Summer 2024 Linguistics Electives Without Pre-Requisites

Looking for an interesting elective to take this summer? The following courses are open to all students and do not require any pre-requisites. Most of these courses also fulfill your Breadth-Social Sciences (B-Soc) or Breadth-Science (B-Sci) requirements. 

NOTE: If you are a Linguistics major student, you cannot count these courses as part of your B-Soc/Sci requirements.  

Explores the foundations of human language from a variety of perspectives. Young children acquire language effortlessly. How is this possible, and why is it so much more challenging to learn a new language later in life? How does the human brain use complex grammatical systems to communicate? Students will learn new ways to think critically about language and communication. Open to all students. Breadth-Social Sciences.

Introduces students to theories about words and vocabulary. Explores topics such as the roots of the English vocabulary, how we create new words and how we learn them. Also discusses practical applications such as constructed languages for use in science fiction, and word recognition in artificial intelligence. Open to all students. Students with credit for LING 110 may not take this course for further credit. Breadth-Social Sciences.

Examines the relationship between language use and social structure. Considers how social factors such as gender, class, age, and ethnicity may be reflected in language use, as well as "big picture" topics that include multilingualism, dialect variation, language policy and linguistic stereotypes. Encourages students to think critically about the social dimensions of language. Open to all students. Breadth-Social Sciences.

Introduces the scientific study of speech, focusing on the mechanisms of speech production and perception, the ways in which speech is described and analyzed, the relationship between speech and technology, and the practical applications of phonetic science. Open to all students. Breadth-Social Sci/Science.

Provides a practical overview of English grammar based on linguistic principles. Explores fundamentals of English sentence structure, grammatical categories and grammatical analysis through lectures and hands-on work in the classroom. Develops skills that are applicable in language analysis, writing and communication. Open to all students.

Explores how language works. Introduces students to the systematic nature of language by exploring the patterns of sounds, words, sentences and meanings in English and other languages. Develops problem-solving and critical thinking skills through hands-on training in pattern recognition and language data analysis. Open to all students. Breadth-Social Sciences.

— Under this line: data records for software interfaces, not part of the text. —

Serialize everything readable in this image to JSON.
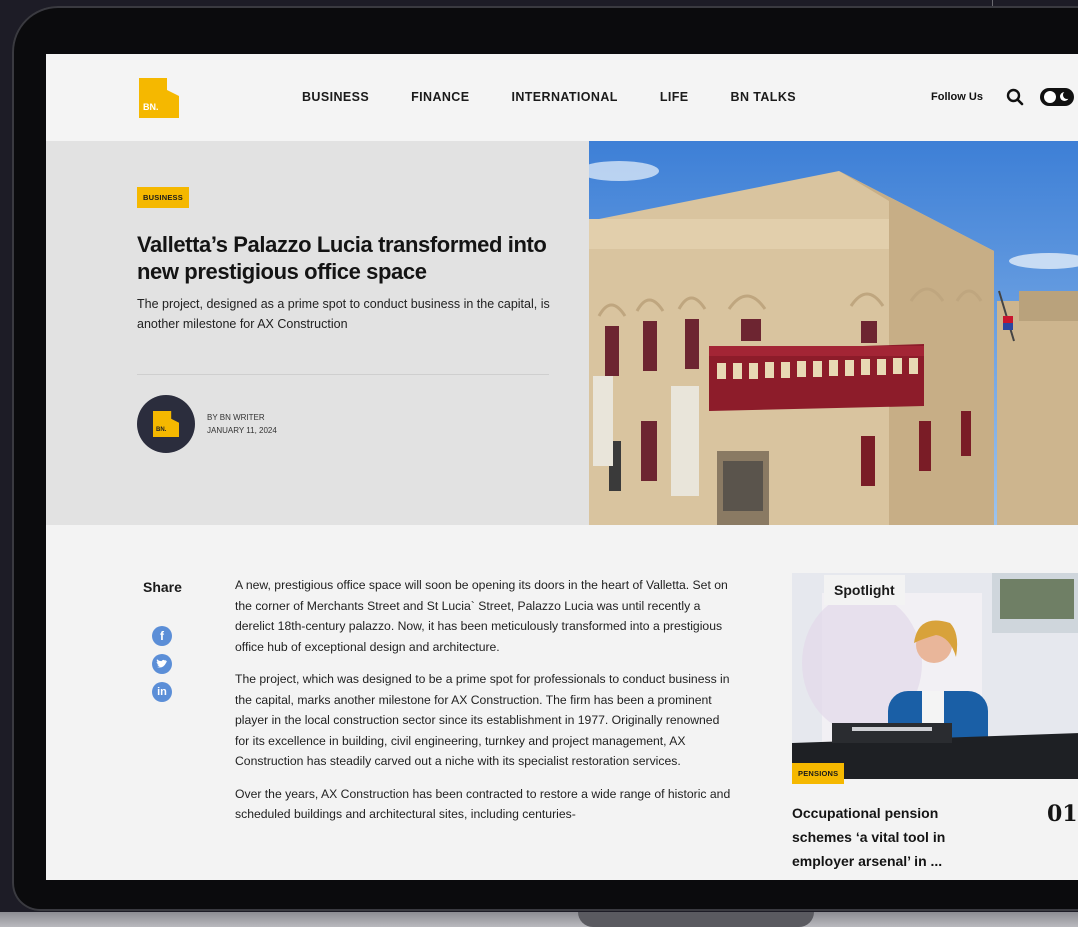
{
  "header": {
    "logo_text": "BN.",
    "nav": [
      "BUSINESS",
      "FINANCE",
      "INTERNATIONAL",
      "LIFE",
      "BN TALKS"
    ],
    "follow_label": "Follow Us",
    "icons": [
      "search-icon",
      "theme-toggle-icon"
    ]
  },
  "hero": {
    "tag": "BUSINESS",
    "title": "Valletta’s Palazzo Lucia transformed into new prestigious office space",
    "subtitle": "The project, designed as a prime spot to conduct business in the capital, is another milestone for AX Construction",
    "author_logo": "BN.",
    "byline": "BY BN WRITER",
    "date": "JANUARY 11, 2024"
  },
  "share": {
    "label": "Share",
    "icons": [
      "facebook-icon",
      "twitter-icon",
      "linkedin-icon"
    ]
  },
  "article": {
    "paragraphs": [
      "A new, prestigious office space will soon be opening its doors in the heart of Valletta. Set on the corner of Merchants Street and St Lucia` Street, Palazzo Lucia was until recently a derelict 18th-century palazzo. Now, it has been meticulously transformed into a prestigious office hub of exceptional design and architecture.",
      "The project, which was designed to be a prime spot for professionals to conduct business in the capital, marks another milestone for AX Construction. The firm has been a prominent player in the local construction sector since its establishment in 1977. Originally renowned for its excellence in building, civil engineering, turnkey and project management, AX Construction has steadily carved out a niche with its specialist restoration services.",
      "Over the years, AX Construction has been contracted to restore a wide range of historic and scheduled buildings and architectural sites, including centuries-"
    ]
  },
  "spotlight": {
    "label": "Spotlight",
    "tag": "PENSIONS",
    "title": "Occupational pension schemes ‘a vital tool in employer arsenal’ in ...",
    "number": "01"
  },
  "colors": {
    "accent": "#f5b800",
    "page_bg": "#f3f3f3",
    "hero_bg": "#e2e2e2",
    "dark": "#141414"
  }
}
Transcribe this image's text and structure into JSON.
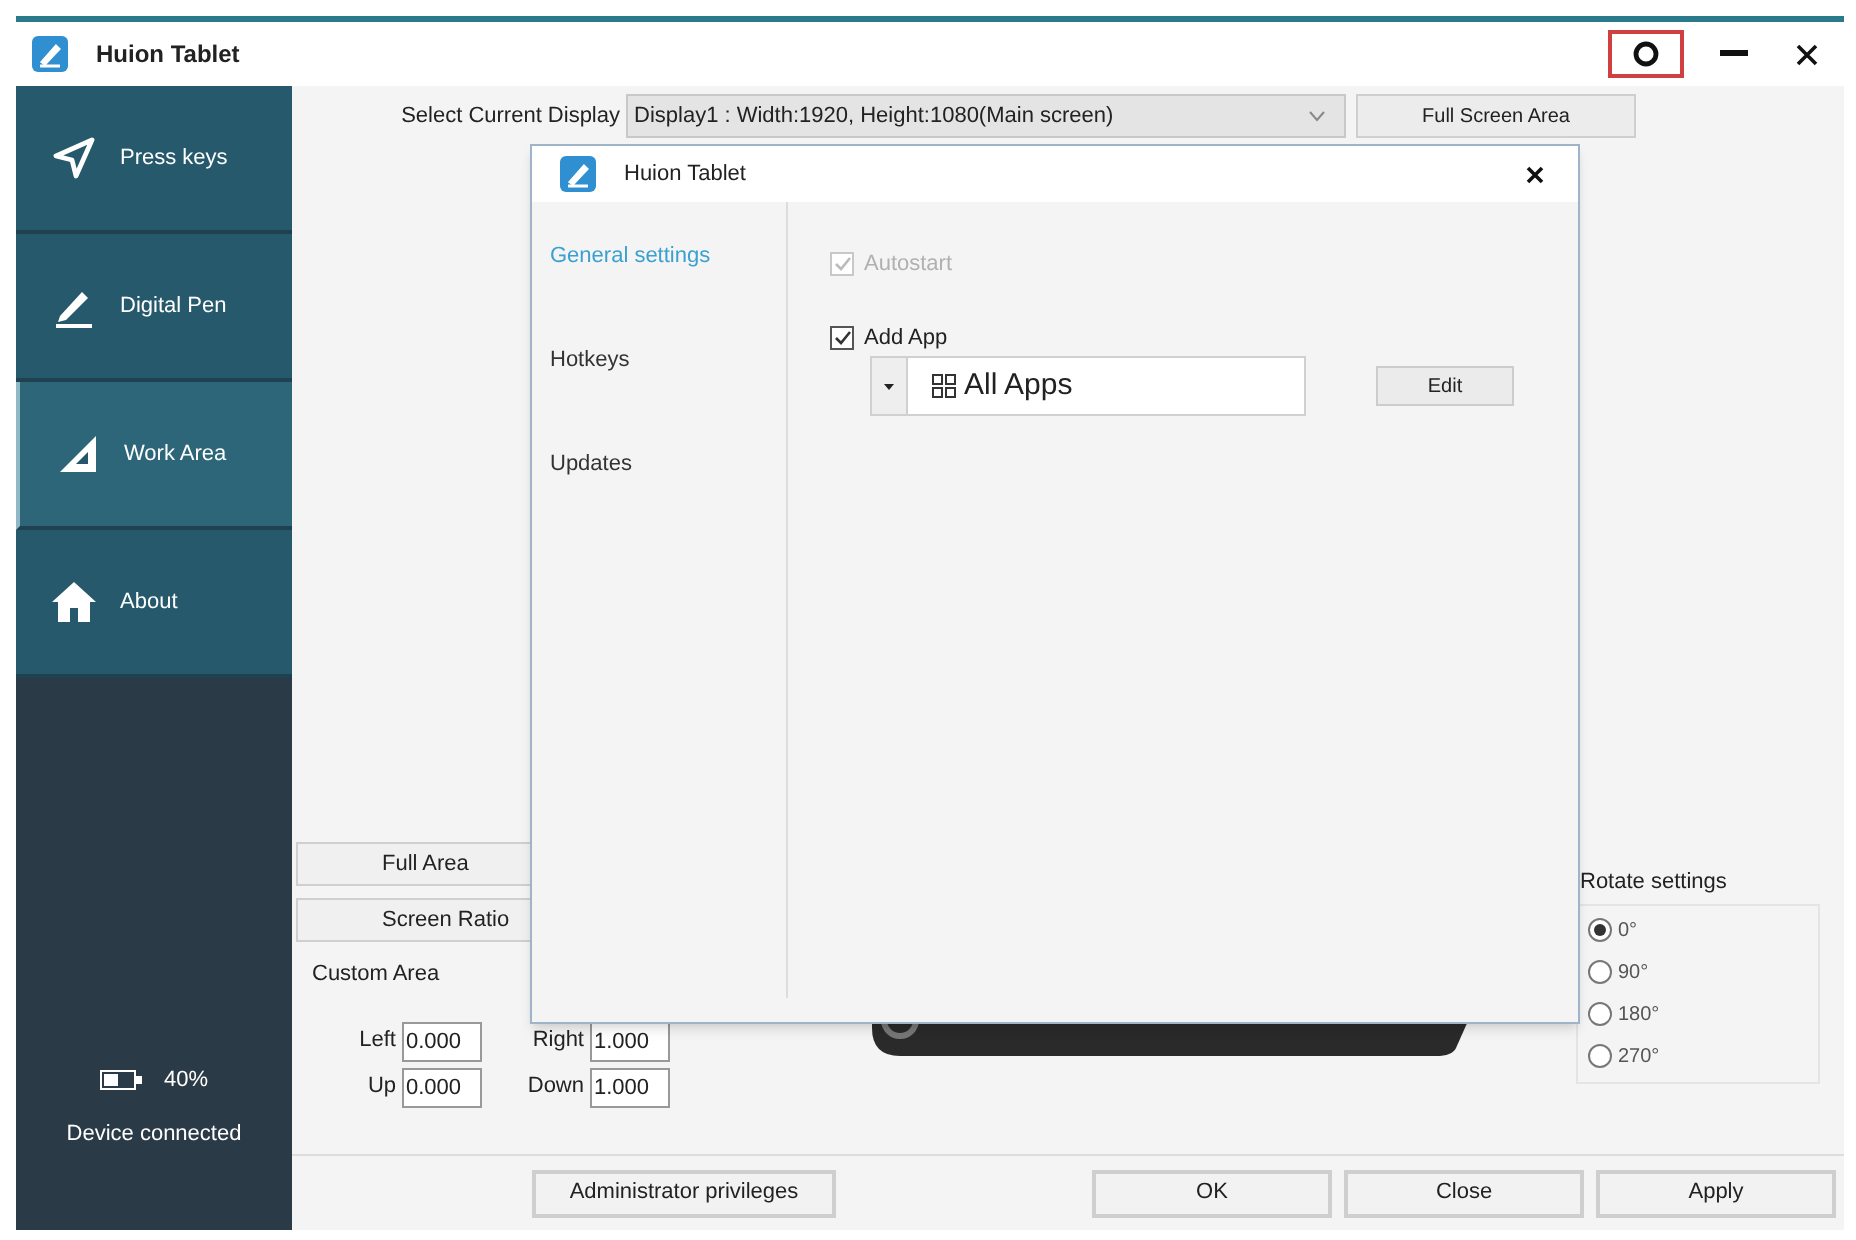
{
  "window": {
    "title": "Huion Tablet"
  },
  "sidebar": {
    "items": [
      {
        "label": "Press keys",
        "selected": false
      },
      {
        "label": "Digital Pen",
        "selected": false
      },
      {
        "label": "Work Area",
        "selected": true
      },
      {
        "label": "About",
        "selected": false
      }
    ],
    "battery_reading": "40%",
    "status": "Device connected"
  },
  "display": {
    "label": "Select Current Display",
    "value": "Display1 : Width:1920, Height:1080(Main screen)",
    "button": "Full Screen Area"
  },
  "area_buttons": [
    "Full Area",
    "Screen Ratio"
  ],
  "custom_area": {
    "title": "Custom Area",
    "fields": [
      {
        "label": "Left",
        "value": "0.000"
      },
      {
        "label": "Right",
        "value": "1.000"
      },
      {
        "label": "Up",
        "value": "0.000"
      },
      {
        "label": "Down",
        "value": "1.000"
      }
    ]
  },
  "rotate": {
    "title": "Rotate settings",
    "options": [
      {
        "label": "0°",
        "selected": true
      },
      {
        "label": "90°",
        "selected": false
      },
      {
        "label": "180°",
        "selected": false
      },
      {
        "label": "270°",
        "selected": false
      }
    ]
  },
  "footer_buttons": [
    "Administrator privileges",
    "OK",
    "Close",
    "Apply"
  ],
  "dialog": {
    "title": "Huion Tablet",
    "nav": [
      {
        "label": "General settings",
        "selected": true
      },
      {
        "label": "Hotkeys",
        "selected": false
      },
      {
        "label": "Updates",
        "selected": false
      }
    ],
    "options": [
      {
        "label": "Autostart",
        "checked": true,
        "disabled": true
      },
      {
        "label": "Add App",
        "checked": true,
        "disabled": false
      }
    ],
    "app_select": "All Apps",
    "edit_button": "Edit"
  }
}
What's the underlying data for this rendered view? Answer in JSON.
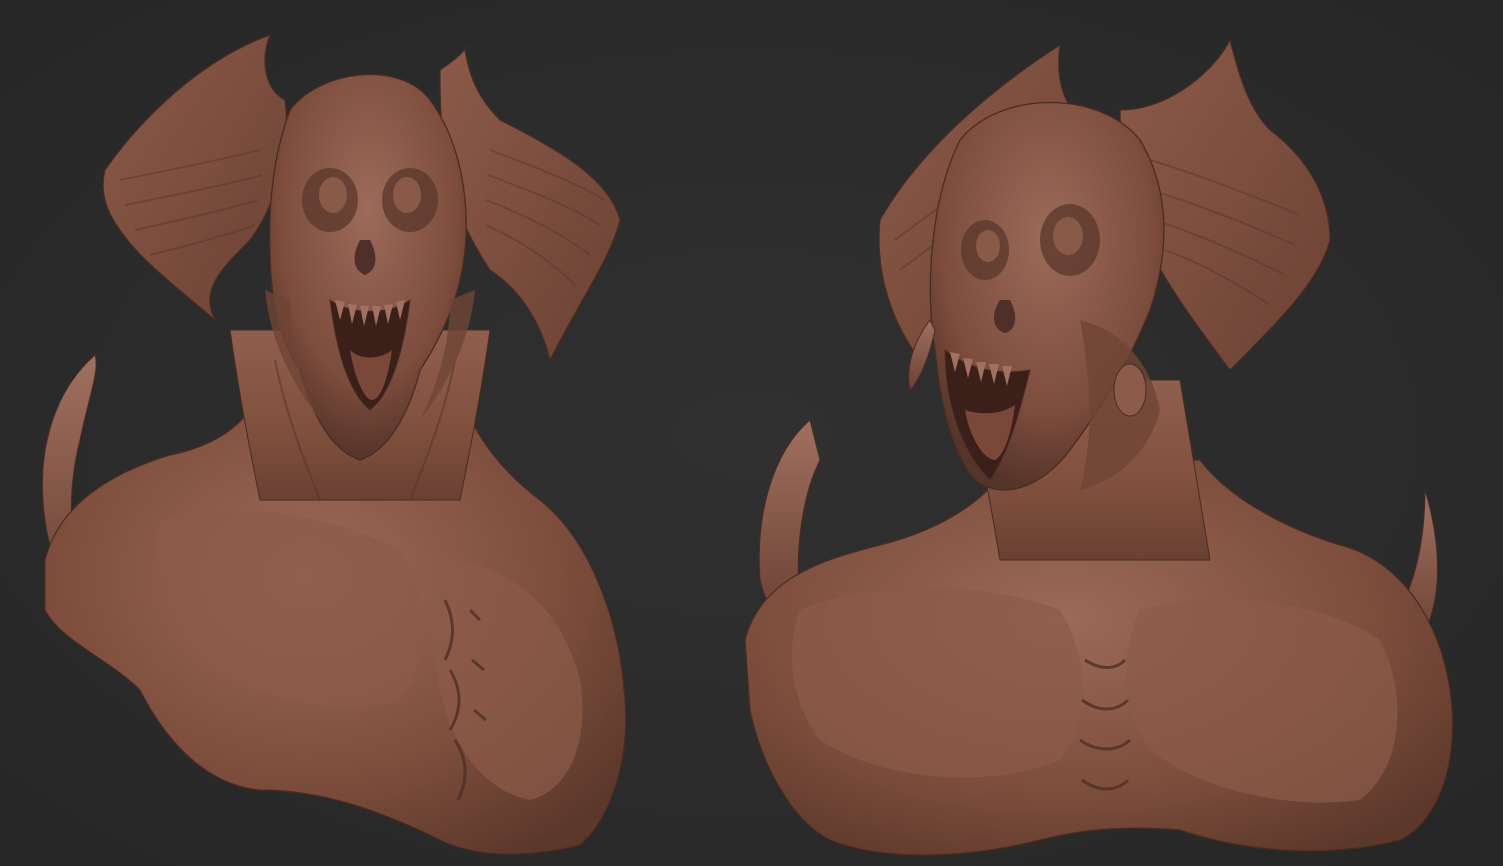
{
  "scene": {
    "background_color": "#2b2b2b",
    "clay_base_color": "#8a5a4a",
    "clay_shadow_color": "#4e3028",
    "clay_highlight_color": "#a8786a",
    "views": [
      {
        "name": "front-view",
        "subject": "creature-bust"
      },
      {
        "name": "three-quarter-view",
        "subject": "creature-bust"
      }
    ]
  }
}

Examines “real-world” issues from a linguistic perspective. Topics may range across a wide spectrum: in-depth analysis of specific languages, social issues (stereotypes, inequality), business matters (linguistics in advertising, legal language), the role of linguistics in the technology sector, as well as more general workplace applications for linguistics. As topics examined may vary by term, this course may be repeated once for credit if the topic is different. Open to all students.

Courses With Pre-Requisites (Term Availability TBA)

Develops skills in language analysis by focusing on reading and writing of linguistic argumentation. Explores the foundations of such argumentation in the core areas of linguistics. Students read and discuss primary literature in linguistics in order to understand how to formulate hypotheses and evaluate them. They also learn how to use writing to construct their own solutions to challenging linguistic problems. Prerequisite: LING 220. Writing/Quantitative.

A systematic approach to the study of linguistic variation in different areal, social, and cultural settings. Prerequisite: LING 282W. Recommended: LING 160. Writing.

Explores how language works in human cognition. Investigates how people produce and understand language (whether written, spoken or signed). Uses evidence from the production and comprehension of speech sounds, words, and sentences to introduce psychological and cognitive systems for human language. Prerequisite: LING 220.

Introduces theories of sentence structure. Prerequisite: LING 282W

Basic formal aspects of meaning (e.g. compositional semantics, truth conditional semantics and quantification in natural language) and how they are distinguished from pragmatic aspects of meaning. Prerequisite: LING 282W. Quantitative.

A survey of methods of speech sound description and transcription. Prerequisite: LING 282W.

Theoretical and practical aspects of second language learning. Prerequisite: LING 282W.

Implementation of linguistic principles in the teaching of English as a second language, including classroom teaching practice with adult learners of English. This course is graded on a pass/fail basis. Prerequisite: LING 360362.

Explores language as a system of the human brain, including specific topics such as the neuroanatomy and neurophysiology of language; language production, perception and processing; bilingualism, language learning and brain plasticity; and aphasia, dyslexia, deafness and sign languages. Prerequisite: 12 units of upper division linguistic courses.

Introduction to theoretical and applied issues in the computational processing of natural language. Prerequisite: LING 250 or SDA 250.